Out of necessity, not choice, much of this work relies on secondary sources. Let’s face it, a séance would be required to interview a player from the ’20s or ’30s these days, and those from the ’40s and ’50s are going fast. That leaves the ’60s, and who remembers much of anything from those smoke-filled years? (Just kidding.)
Not that I didn’t track down a fair number of pro football pioneers and get their recollections on tape. I drove five hundred miles one weekend when the Redskins were in Dallas to talk to Slingin’ Sammy Baugh on his ranch in Rotan, Texas. I drove from Pittsburgh to Ashtabula, Ohio, after a Penguins-Capitals playoff series to reminisce with Ray Kemp, one of the early black players. I looked up Sid Luckman in Florida, spent several nights with Joe Perry in Arizona, called Hal Van Every (the World War II prisoner of war) on the phone, and exchanged e-mails with Ede Prendergast (granddaughter of the great — and forgotten — Harry March, the Giants’ first general manager). I did, in other words, what I could.

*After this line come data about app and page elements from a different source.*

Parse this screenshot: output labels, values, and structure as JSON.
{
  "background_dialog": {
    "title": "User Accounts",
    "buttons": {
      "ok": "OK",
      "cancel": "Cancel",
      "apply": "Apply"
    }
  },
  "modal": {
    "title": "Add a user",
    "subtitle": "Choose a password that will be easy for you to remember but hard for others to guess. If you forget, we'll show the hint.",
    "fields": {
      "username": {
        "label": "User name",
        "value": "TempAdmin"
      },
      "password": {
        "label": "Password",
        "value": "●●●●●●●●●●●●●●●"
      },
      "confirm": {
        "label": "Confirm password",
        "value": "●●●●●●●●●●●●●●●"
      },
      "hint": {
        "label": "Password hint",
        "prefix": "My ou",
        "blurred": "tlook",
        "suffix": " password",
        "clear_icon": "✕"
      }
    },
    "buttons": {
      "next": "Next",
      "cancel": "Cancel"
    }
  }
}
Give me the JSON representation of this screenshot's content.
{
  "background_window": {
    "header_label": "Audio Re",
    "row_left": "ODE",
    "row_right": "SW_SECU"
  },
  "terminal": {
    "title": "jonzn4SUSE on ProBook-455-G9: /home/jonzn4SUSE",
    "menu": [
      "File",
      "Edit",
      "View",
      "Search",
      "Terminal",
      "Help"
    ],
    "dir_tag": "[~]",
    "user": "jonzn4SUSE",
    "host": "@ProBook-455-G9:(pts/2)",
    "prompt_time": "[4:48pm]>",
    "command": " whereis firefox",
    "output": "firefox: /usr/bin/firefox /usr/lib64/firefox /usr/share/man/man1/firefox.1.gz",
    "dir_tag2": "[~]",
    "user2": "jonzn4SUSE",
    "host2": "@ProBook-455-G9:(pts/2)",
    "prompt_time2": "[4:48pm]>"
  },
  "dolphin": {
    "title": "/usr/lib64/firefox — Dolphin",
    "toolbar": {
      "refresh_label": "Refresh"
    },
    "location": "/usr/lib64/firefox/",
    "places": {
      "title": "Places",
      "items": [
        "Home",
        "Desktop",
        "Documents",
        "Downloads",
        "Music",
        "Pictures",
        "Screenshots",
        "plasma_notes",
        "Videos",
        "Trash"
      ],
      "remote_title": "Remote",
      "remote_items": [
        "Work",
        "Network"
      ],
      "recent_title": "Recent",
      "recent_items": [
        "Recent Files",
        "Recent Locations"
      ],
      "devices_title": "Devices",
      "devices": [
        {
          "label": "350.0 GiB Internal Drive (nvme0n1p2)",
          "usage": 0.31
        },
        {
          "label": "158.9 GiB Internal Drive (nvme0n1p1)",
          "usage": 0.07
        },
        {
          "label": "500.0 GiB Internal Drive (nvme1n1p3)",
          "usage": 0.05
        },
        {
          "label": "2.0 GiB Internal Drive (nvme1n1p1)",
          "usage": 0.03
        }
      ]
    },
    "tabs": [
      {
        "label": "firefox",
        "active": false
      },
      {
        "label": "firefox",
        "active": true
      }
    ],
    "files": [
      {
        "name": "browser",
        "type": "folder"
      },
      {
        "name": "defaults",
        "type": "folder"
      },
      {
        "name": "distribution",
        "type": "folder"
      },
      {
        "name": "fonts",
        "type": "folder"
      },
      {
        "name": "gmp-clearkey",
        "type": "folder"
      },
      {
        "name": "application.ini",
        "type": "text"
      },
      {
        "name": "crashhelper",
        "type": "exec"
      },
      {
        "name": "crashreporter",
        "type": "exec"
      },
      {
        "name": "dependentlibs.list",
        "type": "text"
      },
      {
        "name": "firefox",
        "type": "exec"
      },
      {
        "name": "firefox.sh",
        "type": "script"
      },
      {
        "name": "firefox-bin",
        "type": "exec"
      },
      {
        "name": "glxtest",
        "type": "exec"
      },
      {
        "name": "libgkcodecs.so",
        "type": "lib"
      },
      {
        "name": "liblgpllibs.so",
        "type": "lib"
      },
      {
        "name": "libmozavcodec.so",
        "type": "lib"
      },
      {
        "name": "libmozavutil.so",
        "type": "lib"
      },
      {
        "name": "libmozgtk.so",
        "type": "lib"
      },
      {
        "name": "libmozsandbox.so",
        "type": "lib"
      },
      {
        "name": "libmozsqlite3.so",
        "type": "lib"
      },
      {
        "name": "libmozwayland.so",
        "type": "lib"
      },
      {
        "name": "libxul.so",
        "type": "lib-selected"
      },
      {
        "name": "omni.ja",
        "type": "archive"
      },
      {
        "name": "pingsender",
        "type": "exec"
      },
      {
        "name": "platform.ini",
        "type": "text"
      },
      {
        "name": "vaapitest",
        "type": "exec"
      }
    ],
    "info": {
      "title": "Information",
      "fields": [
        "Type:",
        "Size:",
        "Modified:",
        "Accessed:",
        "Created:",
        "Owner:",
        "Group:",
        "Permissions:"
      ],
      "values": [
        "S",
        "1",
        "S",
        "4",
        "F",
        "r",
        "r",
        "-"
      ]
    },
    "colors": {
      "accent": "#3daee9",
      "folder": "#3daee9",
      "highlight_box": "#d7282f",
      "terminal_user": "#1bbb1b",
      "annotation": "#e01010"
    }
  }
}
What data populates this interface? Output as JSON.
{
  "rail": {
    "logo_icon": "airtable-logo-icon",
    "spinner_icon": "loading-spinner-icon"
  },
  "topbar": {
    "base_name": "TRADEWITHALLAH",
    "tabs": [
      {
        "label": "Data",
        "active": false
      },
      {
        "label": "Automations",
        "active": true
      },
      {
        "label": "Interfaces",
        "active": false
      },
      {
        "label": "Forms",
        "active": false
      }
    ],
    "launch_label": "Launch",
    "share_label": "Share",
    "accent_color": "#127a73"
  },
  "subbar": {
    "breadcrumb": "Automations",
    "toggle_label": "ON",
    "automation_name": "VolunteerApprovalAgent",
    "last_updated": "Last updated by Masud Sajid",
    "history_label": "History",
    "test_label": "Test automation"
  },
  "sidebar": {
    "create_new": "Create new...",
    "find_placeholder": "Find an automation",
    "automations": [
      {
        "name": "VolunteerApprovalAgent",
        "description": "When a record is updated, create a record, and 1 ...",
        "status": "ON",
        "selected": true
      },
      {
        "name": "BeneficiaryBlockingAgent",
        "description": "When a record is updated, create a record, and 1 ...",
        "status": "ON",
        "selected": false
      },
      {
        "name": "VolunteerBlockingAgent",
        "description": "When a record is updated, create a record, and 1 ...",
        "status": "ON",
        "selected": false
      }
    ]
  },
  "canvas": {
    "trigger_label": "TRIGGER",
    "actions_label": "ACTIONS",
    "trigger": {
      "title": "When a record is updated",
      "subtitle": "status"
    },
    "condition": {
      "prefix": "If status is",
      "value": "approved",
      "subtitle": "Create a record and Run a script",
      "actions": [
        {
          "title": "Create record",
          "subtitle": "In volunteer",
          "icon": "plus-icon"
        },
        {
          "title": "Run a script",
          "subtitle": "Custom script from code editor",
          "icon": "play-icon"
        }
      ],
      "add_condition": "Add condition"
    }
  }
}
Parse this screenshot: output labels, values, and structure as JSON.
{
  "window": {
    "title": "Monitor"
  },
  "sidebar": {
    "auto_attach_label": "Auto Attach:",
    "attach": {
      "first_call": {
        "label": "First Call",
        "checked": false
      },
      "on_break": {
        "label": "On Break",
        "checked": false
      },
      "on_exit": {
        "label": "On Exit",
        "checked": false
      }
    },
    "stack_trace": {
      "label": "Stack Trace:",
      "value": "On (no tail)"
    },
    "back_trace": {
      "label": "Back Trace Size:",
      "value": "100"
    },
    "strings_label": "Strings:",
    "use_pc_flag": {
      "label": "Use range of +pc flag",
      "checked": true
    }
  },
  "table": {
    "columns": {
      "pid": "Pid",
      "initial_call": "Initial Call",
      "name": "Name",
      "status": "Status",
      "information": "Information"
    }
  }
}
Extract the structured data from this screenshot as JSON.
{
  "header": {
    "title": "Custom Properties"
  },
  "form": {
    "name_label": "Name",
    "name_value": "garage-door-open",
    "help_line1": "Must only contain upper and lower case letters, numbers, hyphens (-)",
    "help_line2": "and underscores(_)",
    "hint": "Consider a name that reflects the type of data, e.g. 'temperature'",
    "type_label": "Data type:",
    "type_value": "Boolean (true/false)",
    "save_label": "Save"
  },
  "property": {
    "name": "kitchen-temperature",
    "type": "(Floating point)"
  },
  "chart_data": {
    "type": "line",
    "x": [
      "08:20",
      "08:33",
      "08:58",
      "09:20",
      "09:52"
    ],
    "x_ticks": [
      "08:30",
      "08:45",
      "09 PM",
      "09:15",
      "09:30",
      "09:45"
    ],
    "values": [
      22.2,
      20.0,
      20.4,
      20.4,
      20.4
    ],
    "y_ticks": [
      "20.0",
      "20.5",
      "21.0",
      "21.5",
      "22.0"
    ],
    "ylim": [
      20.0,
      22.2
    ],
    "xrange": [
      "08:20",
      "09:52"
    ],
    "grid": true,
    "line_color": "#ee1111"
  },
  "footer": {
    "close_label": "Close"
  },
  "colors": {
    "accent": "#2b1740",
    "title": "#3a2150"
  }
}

But when you reach as far back into the past as I’m reaching, you have to be willing to settle for less than the horse’s mouth. You have to read voluminously — old books, newspapers, magazines, scrapbooks, anything that will give you a glimpse into this vanishing era. You have to spend time looking at vintage game tapes at the Pro Football Hall of Fame. You have to block off days just for browsing, for throwing names and words (like “ran into the